He would not comment on what he thought the outcome of the penalty phase should be.
The verdict was read aloud, count by count, beginning about 12:40 p.m. The jury returned a verdict of not guilty on only one count: first-degree arson.
Hayes stared straight ahead, emotionless.
Petit looked down. His sister, Hanna Petit Chapman, shook as the verdict was read. Her husband had his hand on her back.
Before dismissing the jurors, Superior Court Judge Jon C. Blue thanked them for their services but added, "as you know, they are not over." Blue said. The same jurors will return for the penalty phase. Blue cautioned them against speaking publicly about the case.

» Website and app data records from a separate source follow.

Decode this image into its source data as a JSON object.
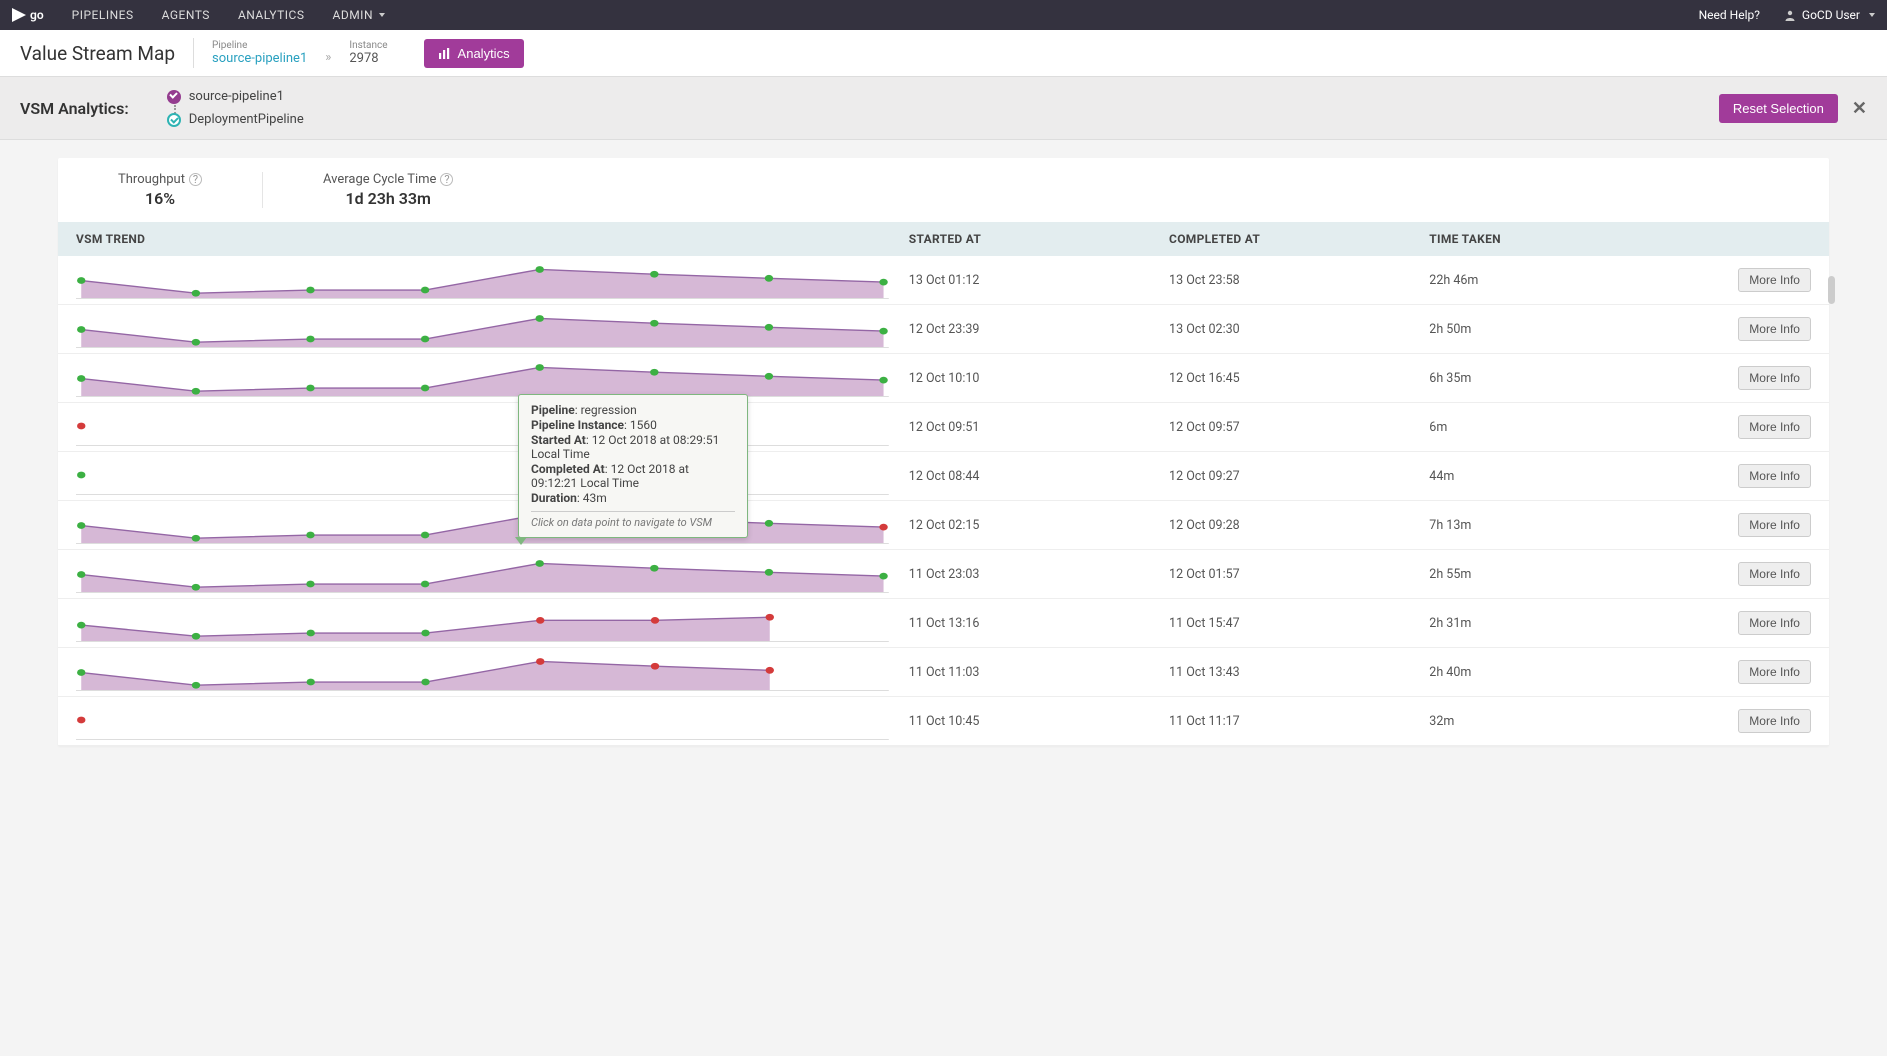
{
  "nav": {
    "logo": "go",
    "items": [
      "PIPELINES",
      "AGENTS",
      "ANALYTICS",
      "ADMIN"
    ],
    "help": "Need Help?",
    "user": "GoCD User"
  },
  "subheader": {
    "title": "Value Stream Map",
    "pipeline_label": "Pipeline",
    "pipeline_name": "source-pipeline1",
    "instance_label": "Instance",
    "instance_value": "2978",
    "analytics_btn": "Analytics"
  },
  "vsmbar": {
    "title": "VSM Analytics:",
    "pipelines": [
      {
        "name": "source-pipeline1",
        "status": "purple"
      },
      {
        "name": "DeploymentPipeline",
        "status": "teal"
      }
    ],
    "reset": "Reset Selection"
  },
  "stats": {
    "throughput_label": "Throughput",
    "throughput_value": "16%",
    "cycle_label": "Average Cycle Time",
    "cycle_value": "1d 23h 33m"
  },
  "table": {
    "headers": {
      "trend": "VSM TREND",
      "started": "STARTED AT",
      "completed": "COMPLETED AT",
      "time": "TIME TAKEN"
    },
    "more_info": "More Info",
    "rows": [
      {
        "started": "13 Oct 01:12",
        "completed": "13 Oct 23:58",
        "time": "22h 46m",
        "variant": "full_green"
      },
      {
        "started": "12 Oct 23:39",
        "completed": "13 Oct 02:30",
        "time": "2h 50m",
        "variant": "full_green"
      },
      {
        "started": "12 Oct 10:10",
        "completed": "12 Oct 16:45",
        "time": "6h 35m",
        "variant": "full_green"
      },
      {
        "started": "12 Oct 09:51",
        "completed": "12 Oct 09:57",
        "time": "6m",
        "variant": "single_red"
      },
      {
        "started": "12 Oct 08:44",
        "completed": "12 Oct 09:27",
        "time": "44m",
        "variant": "single_green"
      },
      {
        "started": "12 Oct 02:15",
        "completed": "12 Oct 09:28",
        "time": "7h 13m",
        "variant": "green_redlast",
        "tooltip_anchor": true
      },
      {
        "started": "11 Oct 23:03",
        "completed": "12 Oct 01:57",
        "time": "2h 55m",
        "variant": "full_green"
      },
      {
        "started": "11 Oct 13:16",
        "completed": "11 Oct 15:47",
        "time": "2h 31m",
        "variant": "red_mid_short"
      },
      {
        "started": "11 Oct 11:03",
        "completed": "11 Oct 13:43",
        "time": "2h 40m",
        "variant": "red_mid"
      },
      {
        "started": "11 Oct 10:45",
        "completed": "11 Oct 11:17",
        "time": "32m",
        "variant": "single_red"
      }
    ]
  },
  "tooltip": {
    "pipeline_k": "Pipeline",
    "pipeline_v": ": regression",
    "instance_k": "Pipeline Instance",
    "instance_v": ": 1560",
    "started_k": "Started At",
    "started_v": ": 12 Oct 2018 at 08:29:51 Local Time",
    "completed_k": "Completed At",
    "completed_v": ": 12 Oct 2018 at 09:12:21 Local Time",
    "duration_k": "Duration",
    "duration_v": ": 43m",
    "hint": "Click on data point to navigate to VSM"
  },
  "chart_data": {
    "type": "area",
    "description": "Sparkline area charts per VSM run; x = pipeline stage index (0–7), y = relative duration (0–1, normalized). Points colored green=passed, red=failed.",
    "shapes": {
      "full_green": {
        "y": [
          0.55,
          0.95,
          0.85,
          0.85,
          0.2,
          0.35,
          0.48,
          0.6
        ],
        "colors": [
          "g",
          "g",
          "g",
          "g",
          "g",
          "g",
          "g",
          "g"
        ],
        "fill": true
      },
      "green_redlast": {
        "y": [
          0.55,
          0.95,
          0.85,
          0.85,
          0.2,
          0.35,
          0.48,
          0.6
        ],
        "colors": [
          "g",
          "g",
          "g",
          "g",
          "g",
          "g",
          "g",
          "r"
        ],
        "fill": true
      },
      "red_mid": {
        "y": [
          0.55,
          0.95,
          0.85,
          0.85,
          0.2,
          0.35,
          0.48
        ],
        "colors": [
          "g",
          "g",
          "g",
          "g",
          "r",
          "r",
          "r"
        ],
        "fill": true,
        "span": 0.86
      },
      "red_mid_short": {
        "y": [
          0.6,
          0.95,
          0.85,
          0.85,
          0.45,
          0.45,
          0.35
        ],
        "colors": [
          "g",
          "g",
          "g",
          "g",
          "r",
          "r",
          "r"
        ],
        "fill": true,
        "span": 0.86
      },
      "single_red": {
        "y": [
          0.5
        ],
        "colors": [
          "r"
        ],
        "fill": false
      },
      "single_green": {
        "y": [
          0.5
        ],
        "colors": [
          "g"
        ],
        "fill": false
      }
    },
    "ylim": [
      0,
      1
    ]
  }
}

After court was adjourned, the judicial marshals walked over to Hayes and handcuffed him.
After a brief discussion, New Haven Public Defender Thomas J. Ullmann patted Hayes' back and the marshals led him out of the courtroom.
Outside the courthouse, the Rev. Richard Hawke said, "On behalf of our daughter Jennifer Hawke-Petit, and for Hayley Elizabeth Petit and Michaela Rose Petit, we say for them that we are pleased with the verdict and we feel as far as the trial has been going, that justice is being served."
Hayley was 17 years old, and Michaela 11, when they died of smoke inhalation in the attack and arson July 23, 2007. Jennifer Hawke-Petit was sexually and strangled, and her body was burned beyond recognition.
Gov. M. Jodi Rell issued the following statement:
"The murders of the Petit family horrified and disgusted us all, almost beyond the ability of words to convey. Today's verdicts are a measure of justice – but they can never begin to restore the promise lost on that terrible day in July. That grief may ebb over time but it can never be fully expunged.
"I commend Dr. Petit and his extended family for the remarkable strength and dignity they have displayed throughout this agonizing ordeal — which, of course, will continue through the penalty phase, the trial of another suspect and the legal proceedings that are certain to follow. I know that the people of Connecticut will continue to keep the Petit and Hawke families in their thoughts and prayers in the months to come."
The second suspect in the home-invasion killings, Joshua Komisarjevsky, will be tried after Hayes' case is finished.
Here are the counts against Hayes, followed by verdicts returned so far. Each capital felony count is punishable by death, although that would be decided in the penalty phase of the trial.
COUNT 1 Murder (Jennifer Hawke-Petit): Guilty
COUNT 2 Murder (Hayley Petit): Guilty
COUNT 3 Murder (Michaela Petit): Guilty
COUNT 4 Capital Felony (murders of two or more victims): Guilty
COUNT 5 Capital Felony (Michaela Petit's death, murder of child under 16): Guilty
COUNT 6 First-Degree Kidnapping (Dr. Petit): Guilty
COUNT 7 First-Degree Kidnapping (Jennifer Hawke-Petit): Guilty
COUNT 8 First-Degree Kidnapping (Hayley Petit): Guilty
COUNT 9 First-Degree Kidnapping (Michaela Petit): Guilty
COUNT 10 Capital Felony (the murder of Jennifer Hawke-Petit during the course of a kidnapping): Guilty
COUNT 11 Capital Felony (the murder of Hayley Petit in the course of a kidnapping): Guilty
COUNT 12 Capital Felony (the murder of Michaela Petit in the course of a kidnapping): Guilty
COUNT 13 First-degree sexual assault (Jennifer Hawke-Petit): Guilty
COUNT 14 Capital Felony (murder of Jennifer Hawke-Petit during the course of a first-degree sexual assault): Guilty
COUNT 15 Third-degree burglary: Guilty
COUNT 16 First-degree arson: NOT Guilty
COUNT 17 Second-degree assault (Dr. Petit): Guilty